A Content Management System (CMS) is a piece of software that runs on a server. Typically a database application, a CMS makes it easy to publish and administrate content.
Some basic features that are common to all CMSes:
Separation of content, structure and design
A CMS improves the lifecycle of your website for years to come. The “look and feel” of your site can be changed or relaunched, leaving existing content and page architecture untouched. No need to worry about copying and pasting content into another site, simply publish your new design and the CMS will pull the content into the new look.
Easy content production, no programming skills required
If you can use a computer, you can manage the content for your website. Using a graphical user interface, authors can simply create text, insert images an multimedia files, schedule content (and much more) to build and maintain a dynamic website.
This is especially true if you take advantage of TYPO3’s server-side graphics generation for making image menus, graphical headlines, etc.
Just imagine: You will never need to make another menu button again, or pay a web designer to do it for you. Each time you add or change a page, the menu will automatically update to reflect the change. Having to learn or purchasing photo editing software will not be necessary. You can upload images straight to the web from your digital camera / DV camera or a scanner.
Common advantages of a CMS:
* Decentralized maintenance.
Typically based on a common web browser. Edit anywhere, anytime. Bottlenecks removed.
* Designed with non-technical content editors in mind.
People with average knowledge of word processing can create the content easily. No HTML skills required.
* Configurable access restrictions.
Users are assigned roles and permissions that prevent them from touching content in which they are not authorized to change.
* Consistency of design is preserved.
Because content is stored separate from design, the content from all authors is presented with the same, consistent design.
* Navigation is automatically generated.
Menus are typically generated automatically based on the database content and links will not point to nonexistent pages.
* Content is stored in a database.
Central storage means that content can be reused in many places on the website and formatted for multiple devices (web browser, mobile phone/WAP, PDA, printer).
* Dynamic content.
Extensions like forums, polls, shopping carts, search engines, news management are typically drop-in modules.

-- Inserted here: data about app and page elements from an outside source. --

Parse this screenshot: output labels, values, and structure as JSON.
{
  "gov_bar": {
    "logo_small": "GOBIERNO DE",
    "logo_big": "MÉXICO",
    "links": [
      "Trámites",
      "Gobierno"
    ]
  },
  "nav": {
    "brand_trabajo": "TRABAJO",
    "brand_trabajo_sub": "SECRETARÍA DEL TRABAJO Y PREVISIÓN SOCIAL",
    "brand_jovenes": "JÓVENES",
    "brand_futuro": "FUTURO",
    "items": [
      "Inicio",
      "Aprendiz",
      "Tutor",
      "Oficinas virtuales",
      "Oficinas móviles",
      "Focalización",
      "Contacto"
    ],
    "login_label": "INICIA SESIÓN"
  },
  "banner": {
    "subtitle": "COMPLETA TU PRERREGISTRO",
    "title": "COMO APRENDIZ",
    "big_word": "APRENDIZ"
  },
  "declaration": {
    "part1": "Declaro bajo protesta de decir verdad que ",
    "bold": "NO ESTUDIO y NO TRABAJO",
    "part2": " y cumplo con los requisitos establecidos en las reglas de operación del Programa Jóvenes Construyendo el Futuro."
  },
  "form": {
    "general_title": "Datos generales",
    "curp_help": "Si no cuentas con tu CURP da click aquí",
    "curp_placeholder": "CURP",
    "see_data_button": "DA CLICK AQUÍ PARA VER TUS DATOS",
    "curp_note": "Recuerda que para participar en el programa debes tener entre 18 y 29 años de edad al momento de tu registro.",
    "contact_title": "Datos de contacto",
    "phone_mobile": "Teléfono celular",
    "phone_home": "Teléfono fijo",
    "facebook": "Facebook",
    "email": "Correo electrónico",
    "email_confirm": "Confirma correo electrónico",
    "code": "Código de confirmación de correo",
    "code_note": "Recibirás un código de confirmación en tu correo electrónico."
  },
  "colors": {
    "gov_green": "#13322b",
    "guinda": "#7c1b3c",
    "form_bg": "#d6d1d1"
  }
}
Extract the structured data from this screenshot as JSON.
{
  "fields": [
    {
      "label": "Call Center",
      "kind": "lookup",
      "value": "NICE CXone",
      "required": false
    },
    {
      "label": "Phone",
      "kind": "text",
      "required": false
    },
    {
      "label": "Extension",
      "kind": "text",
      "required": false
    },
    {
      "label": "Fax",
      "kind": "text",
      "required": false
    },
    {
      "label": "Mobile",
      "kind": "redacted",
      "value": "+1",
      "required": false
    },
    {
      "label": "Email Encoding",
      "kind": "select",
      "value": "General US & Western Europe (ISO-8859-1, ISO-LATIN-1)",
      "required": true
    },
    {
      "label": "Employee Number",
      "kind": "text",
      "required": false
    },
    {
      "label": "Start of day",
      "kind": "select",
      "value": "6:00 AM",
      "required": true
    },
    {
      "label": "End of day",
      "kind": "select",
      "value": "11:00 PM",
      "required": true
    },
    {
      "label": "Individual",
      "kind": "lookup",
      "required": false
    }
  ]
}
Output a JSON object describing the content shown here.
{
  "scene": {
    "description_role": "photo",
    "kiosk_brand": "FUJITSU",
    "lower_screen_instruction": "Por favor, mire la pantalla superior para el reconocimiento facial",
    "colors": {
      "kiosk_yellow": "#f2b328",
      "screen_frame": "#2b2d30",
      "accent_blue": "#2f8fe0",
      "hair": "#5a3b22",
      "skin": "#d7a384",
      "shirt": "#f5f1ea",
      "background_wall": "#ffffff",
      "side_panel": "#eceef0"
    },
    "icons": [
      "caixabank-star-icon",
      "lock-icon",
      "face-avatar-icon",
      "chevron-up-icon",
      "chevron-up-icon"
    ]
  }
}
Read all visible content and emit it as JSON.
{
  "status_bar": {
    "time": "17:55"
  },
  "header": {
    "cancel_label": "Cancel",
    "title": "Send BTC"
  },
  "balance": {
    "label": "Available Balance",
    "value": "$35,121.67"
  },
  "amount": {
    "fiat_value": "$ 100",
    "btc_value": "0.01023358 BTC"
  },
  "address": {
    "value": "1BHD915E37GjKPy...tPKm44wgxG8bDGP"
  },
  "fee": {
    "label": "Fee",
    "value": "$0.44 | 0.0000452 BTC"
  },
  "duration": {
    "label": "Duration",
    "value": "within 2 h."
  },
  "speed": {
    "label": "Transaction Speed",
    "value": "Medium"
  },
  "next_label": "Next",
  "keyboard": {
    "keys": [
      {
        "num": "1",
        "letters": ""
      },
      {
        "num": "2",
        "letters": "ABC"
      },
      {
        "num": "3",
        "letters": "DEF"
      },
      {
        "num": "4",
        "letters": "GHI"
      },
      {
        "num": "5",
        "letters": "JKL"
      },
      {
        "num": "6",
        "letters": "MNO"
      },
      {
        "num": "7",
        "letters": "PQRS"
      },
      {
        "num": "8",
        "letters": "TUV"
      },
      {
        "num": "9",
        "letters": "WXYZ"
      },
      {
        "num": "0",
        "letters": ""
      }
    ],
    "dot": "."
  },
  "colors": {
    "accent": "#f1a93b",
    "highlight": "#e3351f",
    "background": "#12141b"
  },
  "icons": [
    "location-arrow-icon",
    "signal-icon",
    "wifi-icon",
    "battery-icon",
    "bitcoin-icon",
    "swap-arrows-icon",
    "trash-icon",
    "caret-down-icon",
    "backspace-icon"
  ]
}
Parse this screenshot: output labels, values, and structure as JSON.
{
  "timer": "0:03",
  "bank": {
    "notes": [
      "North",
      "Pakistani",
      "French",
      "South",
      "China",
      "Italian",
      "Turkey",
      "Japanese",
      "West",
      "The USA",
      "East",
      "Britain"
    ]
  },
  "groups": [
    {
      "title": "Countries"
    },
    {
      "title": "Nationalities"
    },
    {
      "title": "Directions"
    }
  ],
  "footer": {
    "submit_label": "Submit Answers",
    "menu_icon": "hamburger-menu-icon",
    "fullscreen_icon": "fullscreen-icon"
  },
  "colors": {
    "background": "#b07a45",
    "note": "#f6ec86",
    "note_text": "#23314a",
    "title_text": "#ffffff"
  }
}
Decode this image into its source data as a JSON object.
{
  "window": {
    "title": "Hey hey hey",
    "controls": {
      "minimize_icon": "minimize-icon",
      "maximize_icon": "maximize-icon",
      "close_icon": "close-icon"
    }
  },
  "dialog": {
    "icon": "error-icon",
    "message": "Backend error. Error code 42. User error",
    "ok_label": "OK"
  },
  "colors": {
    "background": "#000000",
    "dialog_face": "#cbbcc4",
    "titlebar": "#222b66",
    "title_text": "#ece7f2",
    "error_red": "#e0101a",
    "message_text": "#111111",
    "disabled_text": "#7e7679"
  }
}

A good CMS also allows for truly user defined extensions.
* Daily updates.
You do not need to involve web designers or programmers for every little modification – you are in control of your website.
Encourages faster updates, enforces accountability for content editors via log files and promotes cooperation between authors.
* Content scheduling.
Content publication can often be time-controlled; hidden for previews; or require a user login with password.
Some examples of CMS are: PHPcow, wordpress, phpnuke, joomla, textpattern, coppermine, b2evolution, phpbb, etc..